> **What to do**
Copy every line of the data exactly, leaving nothing out.

**** Source material ****

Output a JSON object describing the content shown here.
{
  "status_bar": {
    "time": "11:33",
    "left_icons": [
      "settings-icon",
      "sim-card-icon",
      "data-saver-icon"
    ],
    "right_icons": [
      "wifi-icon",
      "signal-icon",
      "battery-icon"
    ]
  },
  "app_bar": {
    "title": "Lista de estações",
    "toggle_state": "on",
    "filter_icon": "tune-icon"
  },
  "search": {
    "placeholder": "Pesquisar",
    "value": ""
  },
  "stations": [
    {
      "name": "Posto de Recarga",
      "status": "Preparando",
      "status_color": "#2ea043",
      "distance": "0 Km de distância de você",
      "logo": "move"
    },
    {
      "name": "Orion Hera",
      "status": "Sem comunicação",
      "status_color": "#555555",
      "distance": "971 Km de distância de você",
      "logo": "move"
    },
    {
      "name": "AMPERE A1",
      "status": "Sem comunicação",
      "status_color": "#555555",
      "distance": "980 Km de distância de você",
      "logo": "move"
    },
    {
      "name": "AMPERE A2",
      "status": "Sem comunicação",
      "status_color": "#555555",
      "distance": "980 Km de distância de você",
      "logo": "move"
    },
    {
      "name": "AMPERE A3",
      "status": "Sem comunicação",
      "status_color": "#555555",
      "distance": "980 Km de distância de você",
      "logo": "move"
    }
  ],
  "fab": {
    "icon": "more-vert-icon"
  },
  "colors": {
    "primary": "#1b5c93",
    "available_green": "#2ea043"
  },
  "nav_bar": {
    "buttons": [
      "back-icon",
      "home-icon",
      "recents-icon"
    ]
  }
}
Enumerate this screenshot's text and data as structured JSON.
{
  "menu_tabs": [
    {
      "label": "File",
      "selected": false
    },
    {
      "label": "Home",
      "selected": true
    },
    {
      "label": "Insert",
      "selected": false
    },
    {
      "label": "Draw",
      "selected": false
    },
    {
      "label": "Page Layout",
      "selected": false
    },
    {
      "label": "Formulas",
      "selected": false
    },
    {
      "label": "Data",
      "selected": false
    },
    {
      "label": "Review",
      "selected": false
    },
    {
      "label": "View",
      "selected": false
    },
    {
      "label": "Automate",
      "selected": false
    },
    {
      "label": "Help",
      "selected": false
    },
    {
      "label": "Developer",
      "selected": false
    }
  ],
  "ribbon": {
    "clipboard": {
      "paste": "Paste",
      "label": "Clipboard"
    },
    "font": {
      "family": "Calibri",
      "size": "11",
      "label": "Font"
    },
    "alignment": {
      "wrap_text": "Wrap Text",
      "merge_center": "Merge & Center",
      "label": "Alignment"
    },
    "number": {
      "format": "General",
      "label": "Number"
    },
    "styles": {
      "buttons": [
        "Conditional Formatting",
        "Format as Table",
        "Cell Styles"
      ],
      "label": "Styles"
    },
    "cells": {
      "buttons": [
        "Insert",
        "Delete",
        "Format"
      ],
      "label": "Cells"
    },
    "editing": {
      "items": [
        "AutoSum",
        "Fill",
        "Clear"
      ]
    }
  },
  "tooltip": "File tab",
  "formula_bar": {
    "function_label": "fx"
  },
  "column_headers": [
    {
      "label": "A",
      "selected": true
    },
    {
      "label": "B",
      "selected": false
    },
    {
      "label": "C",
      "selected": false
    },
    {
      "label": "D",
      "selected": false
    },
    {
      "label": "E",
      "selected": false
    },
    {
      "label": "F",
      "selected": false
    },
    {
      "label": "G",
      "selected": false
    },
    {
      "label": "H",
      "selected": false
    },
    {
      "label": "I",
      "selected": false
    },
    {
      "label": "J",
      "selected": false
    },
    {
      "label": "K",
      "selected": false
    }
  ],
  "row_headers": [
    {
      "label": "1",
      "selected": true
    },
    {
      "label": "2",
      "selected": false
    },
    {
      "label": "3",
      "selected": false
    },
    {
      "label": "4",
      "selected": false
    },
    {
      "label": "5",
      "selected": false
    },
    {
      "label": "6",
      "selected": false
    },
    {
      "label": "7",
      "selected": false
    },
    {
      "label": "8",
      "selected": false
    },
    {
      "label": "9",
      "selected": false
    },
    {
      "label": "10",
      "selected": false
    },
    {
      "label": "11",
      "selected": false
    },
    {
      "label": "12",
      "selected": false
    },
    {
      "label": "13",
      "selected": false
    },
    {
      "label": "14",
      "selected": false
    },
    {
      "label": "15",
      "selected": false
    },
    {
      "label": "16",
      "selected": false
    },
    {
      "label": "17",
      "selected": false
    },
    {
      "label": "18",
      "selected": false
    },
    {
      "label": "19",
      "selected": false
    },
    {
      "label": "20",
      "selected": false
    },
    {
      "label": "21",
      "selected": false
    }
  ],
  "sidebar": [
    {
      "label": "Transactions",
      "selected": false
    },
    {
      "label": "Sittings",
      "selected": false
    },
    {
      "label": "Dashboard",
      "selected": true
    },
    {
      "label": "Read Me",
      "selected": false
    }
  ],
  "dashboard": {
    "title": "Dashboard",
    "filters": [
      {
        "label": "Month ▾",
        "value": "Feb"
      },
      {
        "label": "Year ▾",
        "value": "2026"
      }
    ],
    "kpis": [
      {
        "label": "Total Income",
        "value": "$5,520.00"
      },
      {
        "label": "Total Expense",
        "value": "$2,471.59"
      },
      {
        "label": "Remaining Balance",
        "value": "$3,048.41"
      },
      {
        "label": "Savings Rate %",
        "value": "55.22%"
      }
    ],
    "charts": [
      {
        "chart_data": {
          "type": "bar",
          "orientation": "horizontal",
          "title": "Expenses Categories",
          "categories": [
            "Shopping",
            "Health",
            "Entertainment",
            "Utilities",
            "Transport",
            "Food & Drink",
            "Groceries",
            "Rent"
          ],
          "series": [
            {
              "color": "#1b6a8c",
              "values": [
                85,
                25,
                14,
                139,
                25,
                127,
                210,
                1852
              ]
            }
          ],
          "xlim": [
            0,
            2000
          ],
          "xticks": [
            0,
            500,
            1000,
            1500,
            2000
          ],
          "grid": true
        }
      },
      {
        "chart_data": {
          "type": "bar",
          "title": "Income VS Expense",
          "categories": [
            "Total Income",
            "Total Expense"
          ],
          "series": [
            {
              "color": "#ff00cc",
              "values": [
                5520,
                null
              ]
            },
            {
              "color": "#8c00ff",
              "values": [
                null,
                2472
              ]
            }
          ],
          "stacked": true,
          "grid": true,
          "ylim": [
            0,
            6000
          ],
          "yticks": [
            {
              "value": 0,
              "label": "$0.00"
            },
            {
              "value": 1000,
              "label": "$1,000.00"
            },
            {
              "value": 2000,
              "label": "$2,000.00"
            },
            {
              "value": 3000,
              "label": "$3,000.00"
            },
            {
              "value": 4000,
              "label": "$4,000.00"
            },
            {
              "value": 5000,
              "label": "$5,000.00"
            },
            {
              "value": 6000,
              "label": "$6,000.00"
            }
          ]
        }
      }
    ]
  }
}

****

> **Expected answer**
Output a JSON object describing the content shown here.
{
  "status_bar": {
    "time": "11:33",
    "left_icons": [
      "settings-icon",
      "sim-card-icon",
      "data-saver-icon"
    ],
    "right_icons": [
      "wifi-icon",
      "signal-icon",
      "battery-icon"
    ]
  },
  "app_bar": {
    "title": "Lista de estações",
    "toggle_state": "on",
    "filter_icon": "tune-icon"
  },
  "search": {
    "placeholder": "Pesquisar",
    "value": ""
  },
  "stations": [
    {
      "name": "Posto de Recarga",
      "status": "Preparando",
      "status_color": "#2ea043",
      "distance": "0 Km de distância de você",
      "logo": "move"
    },
    {
      "name": "Orion Hera",
      "status": "Sem comunicação",
      "status_color": "#555555",
      "distance": "971 Km de distância de você",
      "logo": "move"
    },
    {
      "name": "AMPERE A1",
      "status": "Sem comunicação",
      "status_color": "#555555",
      "distance": "980 Km de distância de você",
      "logo": "move"
    },
    {
      "name": "AMPERE A2",
      "status": "Sem comunicação",
      "status_color": "#555555",
      "distance": "980 Km de distância de você",
      "logo": "move"
    },
    {
      "name": "AMPERE A3",
      "status": "Sem comunicação",
      "status_color": "#555555",
      "distance": "980 Km de distância de você",
      "logo": "move"
    }
  ],
  "fab": {
    "icon": "more-vert-icon"
  },
  "colors": {
    "primary": "#1b5c93",
    "available_green": "#2ea043"
  },
  "nav_bar": {
    "buttons": [
      "back-icon",
      "home-icon",
      "recents-icon"
    ]
  }
}
Enumerate this screenshot's text and data as structured JSON.
{
  "menu_tabs": [
    {
      "label": "File",
      "selected": false
    },
    {
      "label": "Home",
      "selected": true
    },
    {
      "label": "Insert",
      "selected": false
    },
    {
      "label": "Draw",
      "selected": false
    },
    {
      "label": "Page Layout",
      "selected": false
    },
    {
      "label": "Formulas",
      "selected": false
    },
    {
      "label": "Data",
      "selected": false
    },
    {
      "label": "Review",
      "selected": false
    },
    {
      "label": "View",
      "selected": false
    },
    {
      "label": "Automate",
      "selected": false
    },
    {
      "label": "Help",
      "selected": false
    },
    {
      "label": "Developer",
      "selected": false
    }
  ],
  "ribbon": {
    "clipboard": {
      "paste": "Paste",
      "label": "Clipboard"
    },
    "font": {
      "family": "Calibri",
      "size": "11",
      "label": "Font"
    },
    "alignment": {
      "wrap_text": "Wrap Text",
      "merge_center": "Merge & Center",
      "label": "Alignment"
    },
    "number": {
      "format": "General",
      "label": "Number"
    },
    "styles": {
      "buttons": [
        "Conditional Formatting",
        "Format as Table",
        "Cell Styles"
      ],
      "label": "Styles"
    },
    "cells": {
      "buttons": [
        "Insert",
        "Delete",
        "Format"
      ],
      "label": "Cells"
    },
    "editing": {
      "items": [
        "AutoSum",
        "Fill",
        "Clear"
      ]
    }
  },
  "tooltip": "File tab",
  "formula_bar": {
    "function_label": "fx"
  },
  "column_headers": [
    {
      "label": "A",
      "selected": true
    },
    {
      "label": "B",
      "selected": false
    },
    {
      "label": "C",
      "selected": false
    },
    {
      "label": "D",
      "selected": false
    },
    {
      "label": "E",
      "selected": false
    },
    {
      "label": "F",
      "selected": false
    },
    {
      "label": "G",
      "selected": false
    },
    {
      "label": "H",
      "selected": false
    },
    {
      "label": "I",
      "selected": false
    },
    {
      "label": "J",
      "selected": false
    },
    {
      "label": "K",
      "selected": false
    }
  ],
  "row_headers": [
    {
      "label": "1",
      "selected": true
    },
    {
      "label": "2",
      "selected": false
    },
    {
      "label": "3",
      "selected": false
    },
    {
      "label": "4",
      "selected": false
    },
    {
      "label": "5",
      "selected": false
    },
    {
      "label": "6",
      "selected": false
    },
    {
      "label": "7",
      "selected": false
    },
    {
      "label": "8",
      "selected": false
    },
    {
      "label": "9",
      "selected": false
    },
    {
      "label": "10",
      "selected": false
    },
    {
      "label": "11",
      "selected": false
    },
    {
      "label": "12",
      "selected": false
    },
    {
      "label": "13",
      "selected": false
    },
    {
      "label": "14",
      "selected": false
    },
    {
      "label": "15",
      "selected": false
    },
    {
      "label": "16",
      "selected": false
    },
    {
      "label": "17",
      "selected": false
    },
    {
      "label": "18",
      "selected": false
    },
    {
      "label": "19",
      "selected": false
    },
    {
      "label": "20",
      "selected": false
    },
    {
      "label": "21",
      "selected": false
    }
  ],
  "sidebar": [
    {
      "label": "Transactions",
      "selected": false
    },
    {
      "label": "Sittings",
      "selected": false
    },
    {
      "label": "Dashboard",
      "selected": true
    },
    {
      "label": "Read Me",
      "selected": false
    }
  ],
  "dashboard": {
    "title": "Dashboard",
    "filters": [
      {
        "label": "Month ▾",
        "value": "Feb"
      },
      {
        "label": "Year ▾",
        "value": "2026"
      }
    ],
    "kpis": [
      {
        "label": "Total Income",
        "value": "$5,520.00"
      },
      {
        "label": "Total Expense",
        "value": "$2,471.59"
      },
      {
        "label": "Remaining Balance",
        "value": "$3,048.41"
      },
      {
        "label": "Savings Rate %",
        "value": "55.22%"
      }
    ],
    "charts": [
      {
        "chart_data": {
          "type": "bar",
          "orientation": "horizontal",
          "title": "Expenses Categories",
          "categories": [
            "Shopping",
            "Health",
            "Entertainment",
            "Utilities",
            "Transport",
            "Food & Drink",
            "Groceries",
            "Rent"
          ],
          "series": [
            {
              "color": "#1b6a8c",
              "values": [
                85,
                25,
                14,
                139,
                25,
                127,
                210,
                1852
              ]
            }
          ],
          "xlim": [
            0,
            2000
          ],
          "xticks": [
            0,
            500,
            1000,
            1500,
            2000
          ],
          "grid": true
        }
      },
      {
        "chart_data": {
          "type": "bar",
          "title": "Income VS Expense",
          "categories": [
            "Total Income",
            "Total Expense"
          ],
          "series": [
            {
              "color": "#ff00cc",
              "values": [
                5520,
                null
              ]
            },
            {
              "color": "#8c00ff",
              "values": [
                null,
                2472
              ]
            }
          ],
          "stacked": true,
          "grid": true,
          "ylim": [
            0,
            6000
          ],
          "yticks": [
            {
              "value": 0,
              "label": "$0.00"
            },
            {
              "value": 1000,
              "label": "$1,000.00"
            },
            {
              "value": 2000,
              "label": "$2,000.00"
            },
            {
              "value": 3000,
              "label": "$3,000.00"
            },
            {
              "value": 4000,
              "label": "$4,000.00"
            },
            {
              "value": 5000,
              "label": "$5,000.00"
            },
            {
              "value": 6000,
              "label": "$6,000.00"
            }
          ]
        }
      }
    ]
  }
}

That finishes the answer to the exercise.